*** Opening Supplied records ***

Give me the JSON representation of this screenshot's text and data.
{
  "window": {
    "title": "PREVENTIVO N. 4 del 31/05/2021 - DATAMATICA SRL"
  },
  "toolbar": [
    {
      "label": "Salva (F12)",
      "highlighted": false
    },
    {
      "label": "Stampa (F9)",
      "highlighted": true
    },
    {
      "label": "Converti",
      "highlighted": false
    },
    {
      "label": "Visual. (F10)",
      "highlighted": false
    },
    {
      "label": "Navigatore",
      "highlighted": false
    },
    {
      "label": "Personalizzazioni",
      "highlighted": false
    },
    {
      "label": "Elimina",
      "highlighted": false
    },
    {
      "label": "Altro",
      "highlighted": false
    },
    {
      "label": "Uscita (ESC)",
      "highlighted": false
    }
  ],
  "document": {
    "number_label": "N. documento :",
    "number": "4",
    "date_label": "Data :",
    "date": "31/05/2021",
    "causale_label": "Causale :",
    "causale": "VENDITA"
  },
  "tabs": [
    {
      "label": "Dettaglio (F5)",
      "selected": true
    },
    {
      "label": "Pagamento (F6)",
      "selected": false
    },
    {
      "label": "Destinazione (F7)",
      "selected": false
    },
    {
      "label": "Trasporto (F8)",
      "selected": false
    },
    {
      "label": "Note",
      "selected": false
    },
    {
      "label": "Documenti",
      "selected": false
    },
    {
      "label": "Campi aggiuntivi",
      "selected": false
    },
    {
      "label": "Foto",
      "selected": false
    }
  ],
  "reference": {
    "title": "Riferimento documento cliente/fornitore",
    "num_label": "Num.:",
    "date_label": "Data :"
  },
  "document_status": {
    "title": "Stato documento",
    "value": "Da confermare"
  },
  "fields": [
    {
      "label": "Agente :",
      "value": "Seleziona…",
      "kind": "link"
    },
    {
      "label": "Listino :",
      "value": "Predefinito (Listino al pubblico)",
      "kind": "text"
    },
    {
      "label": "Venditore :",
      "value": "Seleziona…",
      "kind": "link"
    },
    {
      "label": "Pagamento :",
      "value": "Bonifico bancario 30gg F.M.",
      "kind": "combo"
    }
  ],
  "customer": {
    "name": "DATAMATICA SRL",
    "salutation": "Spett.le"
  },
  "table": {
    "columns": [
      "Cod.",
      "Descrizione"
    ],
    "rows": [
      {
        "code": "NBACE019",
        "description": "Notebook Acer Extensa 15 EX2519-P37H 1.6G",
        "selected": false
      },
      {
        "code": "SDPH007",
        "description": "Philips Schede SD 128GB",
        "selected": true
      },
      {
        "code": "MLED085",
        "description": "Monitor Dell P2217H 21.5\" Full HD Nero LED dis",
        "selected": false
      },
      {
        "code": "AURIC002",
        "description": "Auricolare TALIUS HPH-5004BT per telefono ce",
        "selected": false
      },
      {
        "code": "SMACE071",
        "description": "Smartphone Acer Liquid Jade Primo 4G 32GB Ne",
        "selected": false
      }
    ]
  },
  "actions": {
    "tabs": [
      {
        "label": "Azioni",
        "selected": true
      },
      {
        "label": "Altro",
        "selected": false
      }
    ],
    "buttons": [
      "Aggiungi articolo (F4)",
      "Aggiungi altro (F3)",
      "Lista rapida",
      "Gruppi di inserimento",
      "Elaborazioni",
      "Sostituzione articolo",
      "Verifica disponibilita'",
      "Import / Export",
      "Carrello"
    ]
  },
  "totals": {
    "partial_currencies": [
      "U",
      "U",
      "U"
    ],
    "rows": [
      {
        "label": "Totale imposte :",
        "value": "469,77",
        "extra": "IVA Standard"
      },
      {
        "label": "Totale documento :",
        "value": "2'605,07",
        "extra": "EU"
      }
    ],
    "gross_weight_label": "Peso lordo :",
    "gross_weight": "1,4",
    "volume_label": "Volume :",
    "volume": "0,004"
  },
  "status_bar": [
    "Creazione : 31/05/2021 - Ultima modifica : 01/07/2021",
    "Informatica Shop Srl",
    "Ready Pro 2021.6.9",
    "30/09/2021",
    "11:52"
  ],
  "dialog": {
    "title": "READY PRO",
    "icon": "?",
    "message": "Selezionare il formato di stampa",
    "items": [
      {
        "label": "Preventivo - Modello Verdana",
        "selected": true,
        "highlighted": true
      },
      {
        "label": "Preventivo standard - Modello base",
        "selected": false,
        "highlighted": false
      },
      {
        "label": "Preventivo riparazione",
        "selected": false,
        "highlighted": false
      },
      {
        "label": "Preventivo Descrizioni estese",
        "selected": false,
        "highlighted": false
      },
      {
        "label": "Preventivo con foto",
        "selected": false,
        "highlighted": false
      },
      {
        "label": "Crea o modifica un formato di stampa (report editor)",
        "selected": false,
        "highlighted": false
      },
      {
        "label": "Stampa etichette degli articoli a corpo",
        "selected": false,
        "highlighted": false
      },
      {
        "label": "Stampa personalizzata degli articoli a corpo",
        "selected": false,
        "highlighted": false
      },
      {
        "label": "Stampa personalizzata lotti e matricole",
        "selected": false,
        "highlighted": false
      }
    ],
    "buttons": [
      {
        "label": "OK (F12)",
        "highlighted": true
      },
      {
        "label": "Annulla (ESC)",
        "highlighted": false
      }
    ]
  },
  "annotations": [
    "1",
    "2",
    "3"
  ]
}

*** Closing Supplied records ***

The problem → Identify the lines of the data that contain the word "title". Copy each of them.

Finished task →
    "title": "PREVENTIVO N. 4 del 31/05/2021 - DATAMATICA SRL"
    "title": "Riferimento documento cliente/fornitore",
    "title": "Stato documento",
    "title": "READY PRO",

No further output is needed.